This knowledge can come only from revelation. One cannot simply look at the world and figure out how to be saved. This world is evil, and any knowledge acquired within it is simply material knowledge. True knowledge comes from above, by means of a revelation. In Christian Gnostic circles, it is Christ who provides this knowledge. In the words of a Gnostic hymn by a group known as the Naassenes, quoted by the heresiologist Hippolytus,

But Jesus said: "Look, Father, upon this being [i.e., the human] pursued by evils, which on the earth wanders about, far from your breath. It seeks to escape from the bitter chaos and knows not how it shall win through. For its sake send me. Father! Possessing the seals I will descend, all the aeons will I pass through, all secrets will I reveal, the forms of the gods will I disclose, and the hidden things of the holy way, which I have called 'knowledge,' will I impart" ( Refutation 5.10.2). 13

But how can Christ enter into this world of matter and not be tainted by it? That is one of the puzzles the Gnostics had to solve, and different Gnostic thinkers did so in different ways. Some took the line we have already seen in Marcion and others, maintaining that Jesus was not a flesh-and-blood human being, but only appeared to be so. These Gnostics took the words of the apostle Paul quite seriously: Christ came "in the likeness of sinful flesh" (Rom. 8:3). As a phantom sent from the divine realm, he came to convey the gnosis necessary for salvation, and when he was finished doing so, he returned to the Pleroma whence he came.
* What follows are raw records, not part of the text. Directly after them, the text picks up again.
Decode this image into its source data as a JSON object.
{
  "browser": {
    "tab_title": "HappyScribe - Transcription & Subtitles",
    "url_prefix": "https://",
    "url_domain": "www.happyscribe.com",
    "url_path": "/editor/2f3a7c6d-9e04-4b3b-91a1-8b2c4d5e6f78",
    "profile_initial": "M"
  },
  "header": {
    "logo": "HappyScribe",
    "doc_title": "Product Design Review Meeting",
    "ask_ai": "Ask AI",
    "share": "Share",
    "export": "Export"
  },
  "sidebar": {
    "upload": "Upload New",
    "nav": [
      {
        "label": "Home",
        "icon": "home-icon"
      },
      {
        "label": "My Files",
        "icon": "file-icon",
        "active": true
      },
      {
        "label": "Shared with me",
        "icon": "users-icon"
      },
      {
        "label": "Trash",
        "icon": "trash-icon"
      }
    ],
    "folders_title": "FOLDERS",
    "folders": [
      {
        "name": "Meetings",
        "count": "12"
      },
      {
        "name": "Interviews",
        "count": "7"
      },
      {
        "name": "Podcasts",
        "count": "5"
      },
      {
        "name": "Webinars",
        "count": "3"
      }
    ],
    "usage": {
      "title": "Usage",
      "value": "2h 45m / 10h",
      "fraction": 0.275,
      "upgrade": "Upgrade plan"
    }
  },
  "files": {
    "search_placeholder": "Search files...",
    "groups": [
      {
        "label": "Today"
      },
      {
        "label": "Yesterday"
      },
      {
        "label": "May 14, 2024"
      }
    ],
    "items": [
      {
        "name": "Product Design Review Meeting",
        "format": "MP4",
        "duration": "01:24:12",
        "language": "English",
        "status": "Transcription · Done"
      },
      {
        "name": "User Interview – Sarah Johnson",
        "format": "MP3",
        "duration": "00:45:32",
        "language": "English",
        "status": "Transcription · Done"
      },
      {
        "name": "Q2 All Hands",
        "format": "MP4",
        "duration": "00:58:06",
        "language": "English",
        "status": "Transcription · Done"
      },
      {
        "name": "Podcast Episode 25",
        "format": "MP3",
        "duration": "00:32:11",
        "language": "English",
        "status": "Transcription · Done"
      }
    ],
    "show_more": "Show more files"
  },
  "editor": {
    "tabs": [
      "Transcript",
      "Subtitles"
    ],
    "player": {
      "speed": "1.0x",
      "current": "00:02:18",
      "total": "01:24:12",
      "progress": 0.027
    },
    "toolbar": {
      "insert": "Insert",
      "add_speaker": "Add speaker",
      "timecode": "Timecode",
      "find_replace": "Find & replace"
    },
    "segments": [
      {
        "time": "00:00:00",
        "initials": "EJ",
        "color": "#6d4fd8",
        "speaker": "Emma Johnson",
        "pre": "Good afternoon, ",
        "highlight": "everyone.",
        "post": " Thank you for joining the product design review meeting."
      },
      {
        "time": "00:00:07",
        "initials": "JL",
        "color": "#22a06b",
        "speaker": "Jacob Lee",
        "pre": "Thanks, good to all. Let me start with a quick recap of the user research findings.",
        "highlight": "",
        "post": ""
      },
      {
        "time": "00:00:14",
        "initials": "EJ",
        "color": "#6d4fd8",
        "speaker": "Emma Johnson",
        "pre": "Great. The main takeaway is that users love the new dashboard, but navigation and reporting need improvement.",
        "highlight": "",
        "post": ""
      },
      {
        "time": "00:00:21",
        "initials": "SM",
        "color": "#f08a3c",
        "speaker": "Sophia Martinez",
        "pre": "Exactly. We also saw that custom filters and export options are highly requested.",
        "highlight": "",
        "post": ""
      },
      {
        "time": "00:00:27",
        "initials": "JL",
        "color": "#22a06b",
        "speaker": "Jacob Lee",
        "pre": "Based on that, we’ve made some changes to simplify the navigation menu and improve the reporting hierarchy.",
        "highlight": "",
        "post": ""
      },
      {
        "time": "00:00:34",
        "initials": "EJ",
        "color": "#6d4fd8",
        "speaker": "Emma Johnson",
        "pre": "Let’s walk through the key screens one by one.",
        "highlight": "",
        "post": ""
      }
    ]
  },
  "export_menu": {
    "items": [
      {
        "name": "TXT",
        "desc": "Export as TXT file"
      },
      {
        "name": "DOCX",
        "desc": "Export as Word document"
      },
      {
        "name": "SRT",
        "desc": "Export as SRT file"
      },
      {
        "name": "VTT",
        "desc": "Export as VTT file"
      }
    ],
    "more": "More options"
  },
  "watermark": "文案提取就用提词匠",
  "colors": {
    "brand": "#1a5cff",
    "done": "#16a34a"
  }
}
Excerpt from Lost Christianities ©2003 by Bart D. Ehrman is used with permission from Oxford University Press.